This fundamental difference may pose some challenges when trying to train a dog to use kitty litter. It is important for pet owners to be aware of these differences and consider their individual dog’s temperament, age, and previous potty training experiences.
When considering whether or not to train your dog to use kitty litter, it is essential to weigh the pros and cons. On one hand, using kitty litter can provide convenience for pet owners who live in apartments or have limited outdoor space.
It also offers a solution for dog owners who work long hours or have physical limitations that prevent them from taking their dogs outside frequently. On the other hand, there are potential downsides such as odor control issues, possible confusion between indoor and outdoor elimination areas, and the risk of ingestion if your dog ingests the litter.
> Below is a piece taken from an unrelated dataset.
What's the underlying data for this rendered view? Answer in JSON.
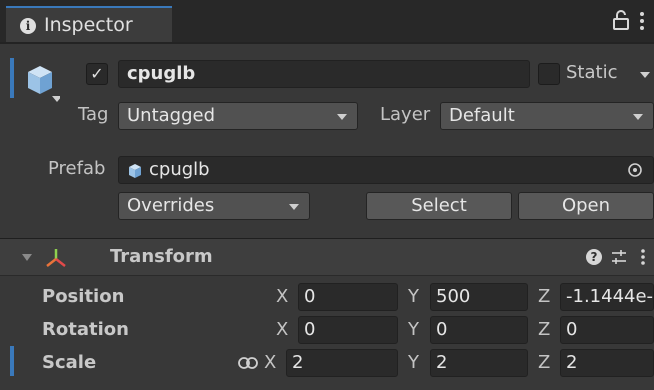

Frequently Asked Questions
Is it safe to use cat litter on dogs?
It is generally not safe to use cat litter on dogs. Cat litter is specifically designed for cats and may contain ingredients that can be harmful or irritating to dogs if ingested or in contact with their skin.
Additionally, some types of cat litter can form clumps when wet, which can lead to blockages if a dog ingests them. Dogs also have different preferences when it comes to bathroom habits, so using cat litter may not be an effective method for them.
Can you train a dog to use a litter box outside?
While it is possible to train a dog to use a litter box outside, it may take more time and effort compared to training them to go potty outside or on designated pads indoors. Dogs are instinctively inclined to relieve themselves in open spaces outdoors, so transitioning them to using a small litter box might require patience and consistency.
Introducing the concept gradually, using positive reinforcement methods such as rewards and praise, can help encourage dogs to understand that the litter box is an appropriate place for them to relieve themselves.
Can dogs be trained to use the toilet?
Yes, dogs can be trained to use the toilet through a process known as toilet training or toilet teaching. However, toilet training a dog requires more time, effort, and consistency compared to traditional housebreaking methods such as outdoor potty training or using indoor pee pads.
The process involves gradually transitioning the dog from using designated spots indoors (like pee pads) towards encouraging them to use a special canine toilet seat placed on top of the human toilet bowl. This process typically involves positive reinforcement techniques and plenty of patience while gradually guiding the dog through each step of the process until they are fully comfortable using the toilet.
Welcome to the blog! I am a professional dog trainer and have been working with dogs for many years. In this blog, I will be discussing various topics related to dog training, including tips, tricks, and advice. I hope you find this information helpful and informative. Thanks for reading!